##### GIVEN RECORDS
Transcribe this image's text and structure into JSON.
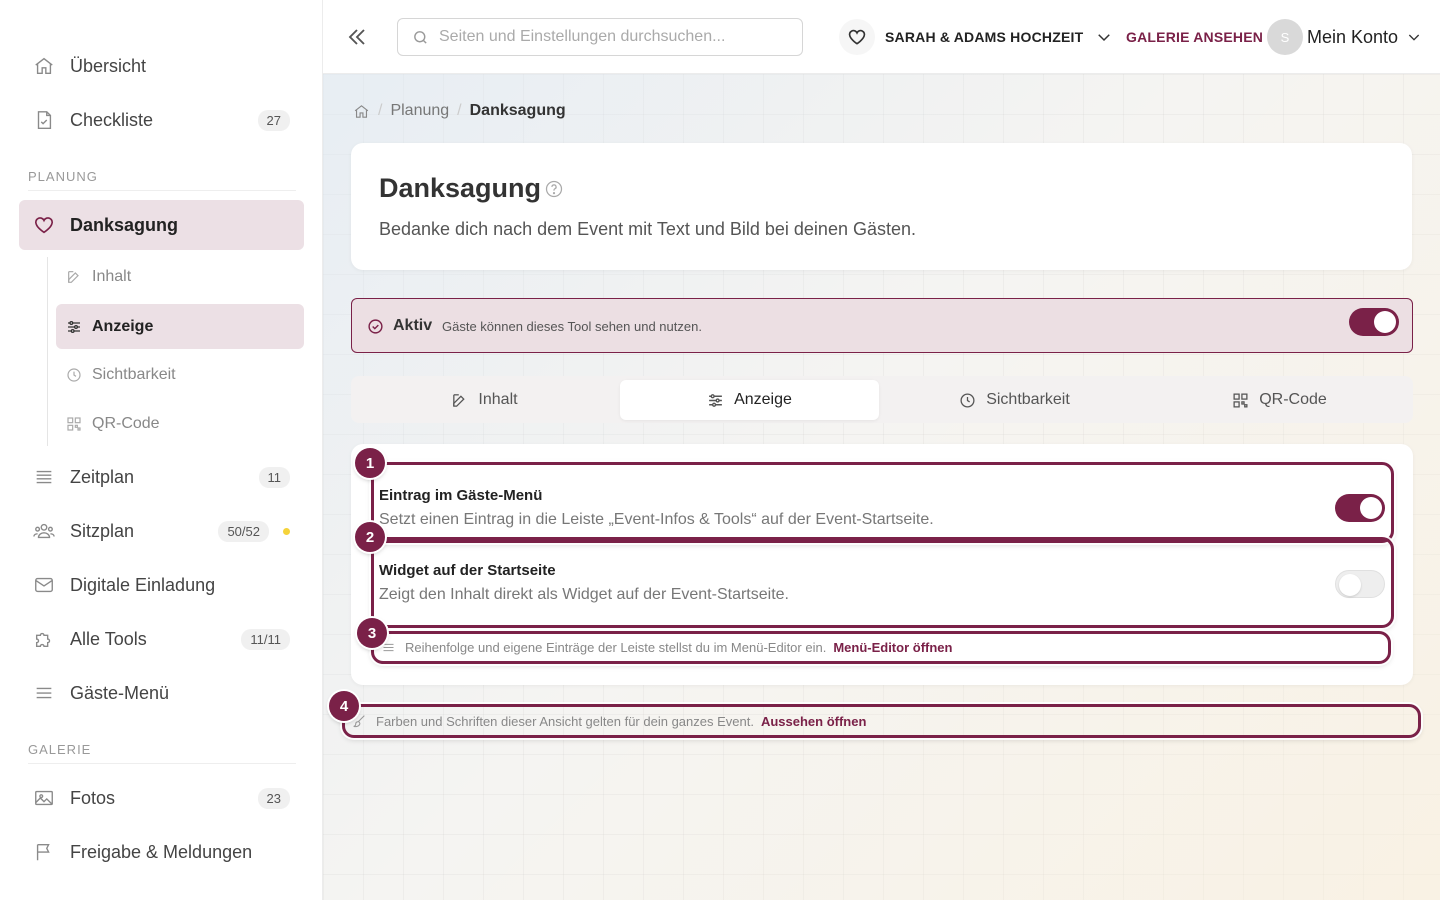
{
  "sidebar": {
    "items_top": [
      {
        "label": "Übersicht",
        "icon": "home-icon"
      },
      {
        "label": "Checkliste",
        "icon": "checklist-icon",
        "count": "27"
      }
    ],
    "section_planning": "PLANUNG",
    "active_item": {
      "label": "Danksagung",
      "icon": "heart-icon"
    },
    "subitems": [
      {
        "label": "Inhalt",
        "icon": "edit-icon"
      },
      {
        "label": "Anzeige",
        "icon": "sliders-icon"
      },
      {
        "label": "Sichtbarkeit",
        "icon": "clock-icon"
      },
      {
        "label": "QR-Code",
        "icon": "qr-icon"
      }
    ],
    "items_planning": [
      {
        "label": "Zeitplan",
        "icon": "list-icon",
        "count": "11"
      },
      {
        "label": "Sitzplan",
        "icon": "users-icon",
        "count": "50/52"
      },
      {
        "label": "Digitale Einladung",
        "icon": "mail-icon"
      },
      {
        "label": "Alle Tools",
        "icon": "puzzle-icon",
        "count": "11/11"
      },
      {
        "label": "Gäste-Menü",
        "icon": "menu-icon"
      }
    ],
    "section_gallery": "GALERIE",
    "items_gallery": [
      {
        "label": "Fotos",
        "icon": "image-icon",
        "count": "23"
      },
      {
        "label": "Freigabe & Meldungen",
        "icon": "flag-icon"
      }
    ]
  },
  "topbar": {
    "search_placeholder": "Seiten und Einstellungen durchsuchen...",
    "event_name": "SARAH & ADAMS HOCHZEIT",
    "gallery_link": "GALERIE ANSEHEN",
    "avatar_initial": "S",
    "account_label": "Mein Konto"
  },
  "breadcrumb": {
    "parent": "Planung",
    "current": "Danksagung"
  },
  "header": {
    "title": "Danksagung",
    "description": "Bedanke dich nach dem Event mit Text und Bild bei deinen Gästen."
  },
  "active_status": {
    "title": "Aktiv",
    "description": "Gäste können dieses Tool sehen und nutzen.",
    "enabled": true
  },
  "tabs": [
    {
      "label": "Inhalt",
      "icon": "edit-icon"
    },
    {
      "label": "Anzeige",
      "icon": "sliders-icon"
    },
    {
      "label": "Sichtbarkeit",
      "icon": "clock-icon"
    },
    {
      "label": "QR-Code",
      "icon": "qr-icon"
    }
  ],
  "active_tab": "Anzeige",
  "settings": {
    "menu_entry": {
      "title": "Eintrag im Gäste-Menü",
      "description": "Setzt einen Eintrag in die Leiste „Event-Infos & Tools“ auf der Event-Startseite.",
      "enabled": true
    },
    "widget": {
      "title": "Widget auf der Startseite",
      "description": "Zeigt den Inhalt direkt als Widget auf der Event-Startseite.",
      "enabled": false
    },
    "menu_hint": {
      "text": "Reihenfolge und eigene Einträge der Leiste stellst du im Menü-Editor ein.",
      "link": "Menü-Editor öffnen"
    }
  },
  "appearance_hint": {
    "text": "Farben und Schriften dieser Ansicht gelten für dein ganzes Event.",
    "link": "Aussehen öffnen"
  },
  "annotations": [
    "1",
    "2",
    "3",
    "4"
  ],
  "colors": {
    "accent": "#7a2148",
    "active_bg": "#ece0e5",
    "count_dot": "#f5d33a"
  }
}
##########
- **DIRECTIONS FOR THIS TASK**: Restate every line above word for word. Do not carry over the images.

- **FINISHED TASK**:
Transcribe this image's text and structure into JSON.
{
  "sidebar": {
    "items_top": [
      {
        "label": "Übersicht",
        "icon": "home-icon"
      },
      {
        "label": "Checkliste",
        "icon": "checklist-icon",
        "count": "27"
      }
    ],
    "section_planning": "PLANUNG",
    "active_item": {
      "label": "Danksagung",
      "icon": "heart-icon"
    },
    "subitems": [
      {
        "label": "Inhalt",
        "icon": "edit-icon"
      },
      {
        "label": "Anzeige",
        "icon": "sliders-icon"
      },
      {
        "label": "Sichtbarkeit",
        "icon": "clock-icon"
      },
      {
        "label": "QR-Code",
        "icon": "qr-icon"
      }
    ],
    "items_planning": [
      {
        "label": "Zeitplan",
        "icon": "list-icon",
        "count": "11"
      },
      {
        "label": "Sitzplan",
        "icon": "users-icon",
        "count": "50/52"
      },
      {
        "label": "Digitale Einladung",
        "icon": "mail-icon"
      },
      {
        "label": "Alle Tools",
        "icon": "puzzle-icon",
        "count": "11/11"
      },
      {
        "label": "Gäste-Menü",
        "icon": "menu-icon"
      }
    ],
    "section_gallery": "GALERIE",
    "items_gallery": [
      {
        "label": "Fotos",
        "icon": "image-icon",
        "count": "23"
      },
      {
        "label": "Freigabe & Meldungen",
        "icon": "flag-icon"
      }
    ]
  },
  "topbar": {
    "search_placeholder": "Seiten und Einstellungen durchsuchen...",
    "event_name": "SARAH & ADAMS HOCHZEIT",
    "gallery_link": "GALERIE ANSEHEN",
    "avatar_initial": "S",
    "account_label": "Mein Konto"
  },
  "breadcrumb": {
    "parent": "Planung",
    "current": "Danksagung"
  },
  "header": {
    "title": "Danksagung",
    "description": "Bedanke dich nach dem Event mit Text und Bild bei deinen Gästen."
  },
  "active_status": {
    "title": "Aktiv",
    "description": "Gäste können dieses Tool sehen und nutzen.",
    "enabled": true
  },
  "tabs": [
    {
      "label": "Inhalt",
      "icon": "edit-icon"
    },
    {
      "label": "Anzeige",
      "icon": "sliders-icon"
    },
    {
      "label": "Sichtbarkeit",
      "icon": "clock-icon"
    },
    {
      "label": "QR-Code",
      "icon": "qr-icon"
    }
  ],
  "active_tab": "Anzeige",
  "settings": {
    "menu_entry": {
      "title": "Eintrag im Gäste-Menü",
      "description": "Setzt einen Eintrag in die Leiste „Event-Infos & Tools“ auf der Event-Startseite.",
      "enabled": true
    },
    "widget": {
      "title": "Widget auf der Startseite",
      "description": "Zeigt den Inhalt direkt als Widget auf der Event-Startseite.",
      "enabled": false
    },
    "menu_hint": {
      "text": "Reihenfolge und eigene Einträge der Leiste stellst du im Menü-Editor ein.",
      "link": "Menü-Editor öffnen"
    }
  },
  "appearance_hint": {
    "text": "Farben und Schriften dieser Ansicht gelten für dein ganzes Event.",
    "link": "Aussehen öffnen"
  },
  "annotations": [
    "1",
    "2",
    "3",
    "4"
  ],
  "colors": {
    "accent": "#7a2148",
    "active_bg": "#ece0e5",
    "count_dot": "#f5d33a"
  }
}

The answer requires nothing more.